With less and less attention placed on the proper use of English anywhere we look, how long will it be before English professors everywhere are out of jobs, for good?

My friend Andy started his own site called "Sex and the Married Idiot," which describes the trials and tribulations of a middle-aged, sexually naive and frustrated husband and father of five daughters. His blogs are entertaining and racy, discussing the ongoing process of his education in the realm of everything outside plain, vanilla sex as viewed through his admittedly pedestrian eyes. Perhaps I should begin "English and the Frustrated Educator" (soon to be "Former Educator") about my love/hate relationship with our language and everything it's losing with the advent of fast-food-style education, the Internet and text messaging. But then, who's left to read it?

A different kind of help

Hey, folks. I'm in the process of making lesson plans for my summer course. I want it to be lots of fun for my kids, which will mean keeping them engaged in class since I KNOW I won't get them to do a lot of homework during this 8-week course. So I'm concentrating on lots of in-class activities. So, keeping in mind that this is the pre-English 101 class I teach, considered remedial level...

Does anyone have any favorite essays or articles, ones that are universal in themes, or should be, that they would like to recommend?

Any particular poems you like, whether you're a poet or not, that are accessible to folks who may know nothing of poetry except (ahem) Eminem or Lady Gaga? Is there a piece of artwork you think is discussion worthy? A film (appropriate for class discussion) that we could watch (over the period of a few days; can't watch all in one shot... not allowed!)?

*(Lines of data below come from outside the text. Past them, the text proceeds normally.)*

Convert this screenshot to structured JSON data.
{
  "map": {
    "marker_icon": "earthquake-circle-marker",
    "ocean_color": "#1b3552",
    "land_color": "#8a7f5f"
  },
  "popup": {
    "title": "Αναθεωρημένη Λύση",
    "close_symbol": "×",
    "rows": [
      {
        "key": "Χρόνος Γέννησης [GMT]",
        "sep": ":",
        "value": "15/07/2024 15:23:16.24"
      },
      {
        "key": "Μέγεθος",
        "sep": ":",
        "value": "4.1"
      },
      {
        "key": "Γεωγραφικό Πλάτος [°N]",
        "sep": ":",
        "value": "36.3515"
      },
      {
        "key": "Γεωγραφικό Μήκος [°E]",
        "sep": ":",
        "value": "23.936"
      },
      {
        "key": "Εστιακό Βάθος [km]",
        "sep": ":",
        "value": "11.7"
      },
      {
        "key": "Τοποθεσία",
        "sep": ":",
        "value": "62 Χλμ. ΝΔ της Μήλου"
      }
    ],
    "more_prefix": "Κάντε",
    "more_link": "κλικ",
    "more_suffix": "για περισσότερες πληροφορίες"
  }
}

What grammar errors do you see consistently in your daily life, in work or in print, that I should work on to keep these kids from making the same mistakes?

If you can think of any of these things, or something else that you think might be a good idea for a course titled "Reading and Writing 2," again, a prerequisite to English 101 for kids who didn't pass the entrance exam, please share with me. I'd very much appreciate it.

PS: No pressure; if you can't think of anything for me, if you don't have time, or if you're not interested, thank you anyway.

eloquent with rage

Read this... write that...

Hey, folks... if you can recommend any short essays (essay as in non-fiction) for my class, I'd appreciate it. I'm trying to focus more on reading short, focused pieces, more like the students are supposed to write, rather than the longer stories or novel, though I'll have a bit of that. But if there are any you can recommend - even of your own! - I've love to know. Send them my way!

Edit, later that night: Scan some of the comments if you're not sure what I'm looking for; I've answered some questions for other folks. Thanks!